Over one million people in Tennessee are at risk of hunger every day. And since the outbreak of COVID-19, Second Harvest has seen a 50% increase in need for their services. That's why Amazon is Delivering Smiles and giving back this holiday season by fulfilling hundreds of AmazonSmile Charity Lists, donating essential pantry and food items to help organizations like Second Harvest to feed those hit the hardest this year.

Visit AmazonSmile Charity Lists to donate directly to a local food bank or charity in your community, or simply shop smile.amazon.com and Amazon will donate a portion of the purchase price of eligible products to your selected charity.

via Brittany Kinley / Facebook

Brittany Kinley, a mother from Mansfield, Texas, had a hilarious mom fail her and she's chalking it up to being just another crazy thing that happened in 2020.

When Kinley filled out the order form for her son Mason's kindergarten class pictures, there was an option to have his name engraved into the photos. But Kinley wasn't interested in having her son's name on the photos so she wrote "I DON'T WANT THIS" on the box.

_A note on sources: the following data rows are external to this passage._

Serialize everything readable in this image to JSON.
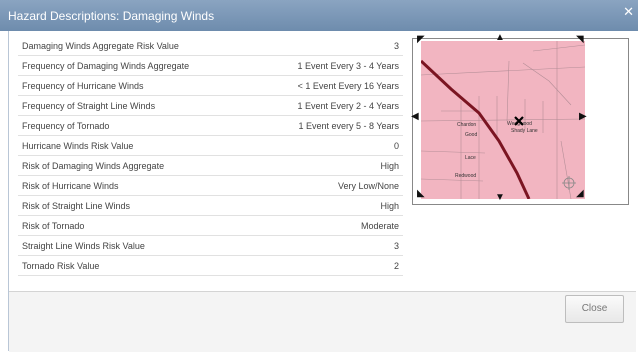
{
  "dialog": {
    "title": "Hazard Descriptions: Damaging Winds"
  },
  "table": {
    "rows": [
      {
        "label": "Damaging Winds Aggregate Risk Value",
        "value": "3"
      },
      {
        "label": "Frequency of Damaging Winds Aggregate",
        "value": "1 Event Every 3 - 4 Years"
      },
      {
        "label": "Frequency of Hurricane Winds",
        "value": "< 1 Event Every 16 Years"
      },
      {
        "label": "Frequency of Straight Line Winds",
        "value": "1 Event Every 2 - 4 Years"
      },
      {
        "label": "Frequency of Tornado",
        "value": "1 Event every 5 - 8 Years"
      },
      {
        "label": "Hurricane Winds Risk Value",
        "value": "0"
      },
      {
        "label": "Risk of Damaging Winds Aggregate",
        "value": "High"
      },
      {
        "label": "Risk of Hurricane Winds",
        "value": "Very Low/None"
      },
      {
        "label": "Risk of Straight Line Winds",
        "value": "High"
      },
      {
        "label": "Risk of Tornado",
        "value": "Moderate"
      },
      {
        "label": "Straight Line Winds Risk Value",
        "value": "3"
      },
      {
        "label": "Tornado Risk Value",
        "value": "2"
      }
    ]
  },
  "map": {
    "fill_color": "#f2b5c1",
    "road_color": "#7b1522",
    "labels": {
      "a": "Wedgwood",
      "b": "Chardon",
      "c": "Shady Lane",
      "d": "Good",
      "e": "Lace",
      "f": "Redwood"
    }
  },
  "footer": {
    "close_label": "Close"
  }
}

Well, it appears as though she should have left the box blank because the computer or incredibly literal human that designed the photographs wrote "I DON'T WANT THIS" where mason's name should be.

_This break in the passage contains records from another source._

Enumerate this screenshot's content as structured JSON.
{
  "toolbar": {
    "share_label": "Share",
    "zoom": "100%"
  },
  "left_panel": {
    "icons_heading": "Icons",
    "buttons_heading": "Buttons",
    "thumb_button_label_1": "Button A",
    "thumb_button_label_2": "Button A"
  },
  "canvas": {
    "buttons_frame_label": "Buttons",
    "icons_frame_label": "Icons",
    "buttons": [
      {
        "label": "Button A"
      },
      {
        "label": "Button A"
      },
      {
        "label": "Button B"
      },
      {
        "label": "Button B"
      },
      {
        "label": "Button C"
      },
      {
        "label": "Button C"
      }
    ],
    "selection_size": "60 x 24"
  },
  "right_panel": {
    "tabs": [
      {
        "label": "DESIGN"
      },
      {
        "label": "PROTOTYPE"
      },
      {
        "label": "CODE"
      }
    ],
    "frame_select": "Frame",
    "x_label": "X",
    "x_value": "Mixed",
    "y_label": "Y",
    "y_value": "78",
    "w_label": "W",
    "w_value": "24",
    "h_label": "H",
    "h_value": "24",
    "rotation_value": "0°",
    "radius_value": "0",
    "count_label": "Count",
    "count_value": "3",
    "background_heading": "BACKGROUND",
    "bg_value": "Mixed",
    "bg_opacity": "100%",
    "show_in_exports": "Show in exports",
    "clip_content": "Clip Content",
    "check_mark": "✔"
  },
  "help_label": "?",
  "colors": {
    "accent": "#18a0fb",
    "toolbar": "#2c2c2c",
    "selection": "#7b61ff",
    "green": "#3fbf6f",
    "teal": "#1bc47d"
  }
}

Keep Reading Show less
True

A lot of people here are like family to me," Michelle says about Bread for the City — a community nonprofit located in Washington DC that provides local residents with food, clothing, health care, social advocacy, and legal services. And since the pandemic began, the need to support organizations like Bread for the City is greater than ever, which is why Amazon is Delivering Smiles to local charities across the country this holiday season.

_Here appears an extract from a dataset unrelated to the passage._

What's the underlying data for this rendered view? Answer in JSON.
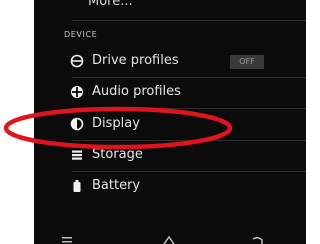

Watch the full story:

Amazon is giving back by fulfilling hundreds of AmazonSmile Charity Lists, and donating essential pantry and food items to help organizations like Bread for the City provide to those disproportionately impacted this year.

Visit AmazonSmile Charity Lists to donate directly to a local charity in your community, or simply shop smile.amazon.com and Amazon will donate a portion of the purchase price of eligible products to your charity of choice.
via Witty Buttons / Twitter

Back in 2017, when white supremacist Richard Spencer was socked in the face by someone wearing all black at Trump's inauguration, it launched an online debate, "Is it OK to punch a Nazi?"

The essential nature of the debate was whether it was acceptable for people to act violently towards someone with repugnant reviews, even if they were being peaceful. Some suggested people should confront them peacefully by engaging in a debate or at least make them feel uncomfortable being Nazi in public.

Keep Reading Show less
via UDOT / Facebook

In December 2018, The Utah Department of Transportation opened the largest wildlife overpass in the state, spanning 320 by 50 feet across all six lanes of Interstate 80.

Its construction was intended to make traveling through the I-80 corridor in Summit County safer for motorists and the local wildlife.

The Salt Lake Tribune reports that there were over 100 animal incidents on the interstate since 2016, giving the stretch of highway the unfortunate nickname of "Slaughter Row."

Keep Reading Show less